  • Moscow has not withdrawn its support for Lukashenka, considering him to be determined to preserve Russian security interests in Belarus. However, the problem for Moscow is the fact that Lukashenka, despite unequivocal support from the Kremlin, is not able to extinguish the protests. In fact his decisions are even leading to an escalation of public discontent. It also seems reasonable to ask what price Russia is ready to pay to maintain Lukashenka’s regime. The need for a leader with no public mandate to constantly control the internal situation leads to an increase of the spending on the economically inefficient Belarus. This provokes a negative reaction from a section of the Russian public. Putin's approval of the constitutional reform and the related snap presidential election indicates that the Kremlin sees this as a way out of the impasse. He also treats this as an opportunity to replace a partner in whom he has limited trust and who is trying to resume the tactic of avoiding hard commitments. On the other hand, it allows the appearance of legalism to be maintained and that it does not succumb directly to street pressure.

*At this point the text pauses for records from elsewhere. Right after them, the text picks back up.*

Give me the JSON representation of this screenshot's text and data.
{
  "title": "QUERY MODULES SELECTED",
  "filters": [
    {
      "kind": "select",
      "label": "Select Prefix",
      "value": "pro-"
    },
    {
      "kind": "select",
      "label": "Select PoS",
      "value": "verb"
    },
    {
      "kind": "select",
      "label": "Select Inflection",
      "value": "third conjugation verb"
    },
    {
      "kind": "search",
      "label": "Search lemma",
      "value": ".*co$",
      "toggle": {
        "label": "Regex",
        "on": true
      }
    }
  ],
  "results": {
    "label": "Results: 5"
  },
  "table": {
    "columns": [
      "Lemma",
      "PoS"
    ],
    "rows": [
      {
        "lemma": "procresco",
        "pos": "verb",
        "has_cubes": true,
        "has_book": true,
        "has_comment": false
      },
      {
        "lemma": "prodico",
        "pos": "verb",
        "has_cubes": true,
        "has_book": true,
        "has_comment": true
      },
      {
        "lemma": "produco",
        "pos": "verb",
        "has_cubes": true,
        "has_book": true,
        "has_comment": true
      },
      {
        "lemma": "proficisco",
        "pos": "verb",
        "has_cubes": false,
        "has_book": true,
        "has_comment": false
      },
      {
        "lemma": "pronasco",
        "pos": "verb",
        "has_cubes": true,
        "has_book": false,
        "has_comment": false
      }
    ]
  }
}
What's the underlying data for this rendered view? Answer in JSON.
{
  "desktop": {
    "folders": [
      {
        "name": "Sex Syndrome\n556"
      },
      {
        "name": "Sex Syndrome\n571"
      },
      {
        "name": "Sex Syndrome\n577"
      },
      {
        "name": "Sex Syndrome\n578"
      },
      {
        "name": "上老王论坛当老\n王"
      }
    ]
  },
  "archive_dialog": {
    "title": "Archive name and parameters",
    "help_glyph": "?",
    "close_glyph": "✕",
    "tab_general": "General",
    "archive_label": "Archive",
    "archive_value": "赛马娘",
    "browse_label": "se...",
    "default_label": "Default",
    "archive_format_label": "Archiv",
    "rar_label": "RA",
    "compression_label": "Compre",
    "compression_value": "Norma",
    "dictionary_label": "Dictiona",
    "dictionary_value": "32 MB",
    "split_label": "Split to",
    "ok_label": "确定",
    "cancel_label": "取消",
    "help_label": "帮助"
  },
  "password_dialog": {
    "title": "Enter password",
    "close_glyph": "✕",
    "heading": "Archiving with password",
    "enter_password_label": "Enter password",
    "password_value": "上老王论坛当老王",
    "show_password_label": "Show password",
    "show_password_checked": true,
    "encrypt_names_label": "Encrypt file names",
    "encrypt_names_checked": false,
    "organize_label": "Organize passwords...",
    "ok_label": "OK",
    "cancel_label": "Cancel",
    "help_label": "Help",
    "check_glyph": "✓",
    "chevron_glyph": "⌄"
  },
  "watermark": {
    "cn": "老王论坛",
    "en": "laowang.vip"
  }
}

The 7th Russian-Belarusian Regions Forum, which will be attended by representatives of the political and business circles of both countries, scheduled for 28-29 September, may serve as an opportunity to continue the talks regarding this subject.
  • For Lukashenka, the meeting with Putin was a way to manifest that he retains the support of the Kremlin; in his opinion it is the Kremlin who guarantees the stability of his rule. The only argument used by Lukashenka in talks with Moscow is to highlight the role of Belarus in ensuring Russia's military security. Proof of this includes the fact that the Belarusian tactical battalion group was sent to the Russian-organised Caucasus 2020 exercises for the first time. The scenario of these exercises was intended at showing off the capabilities of the Russian Armed Forces regarding Ukraine.
  • Lukashenka met with Putin at a time when social protests in Belarus continue to pose a threat to his regime. The deteriorating economic situation as well as the conflict with the West over the rigged election and the brutal pacification of demonstrations forced him to start a new phase of talks with Russia, which is now Belarus’s main source of political and financial support. Ruling out the option of opening dialogue with the protesters and the intensification of repression against opposition circles has limited room for manoeuvre and has weakened Lukashenka’s negotiating position. On the other hand, he does not want his power to be limited as a result of Moscow’s efforts to enhance integration.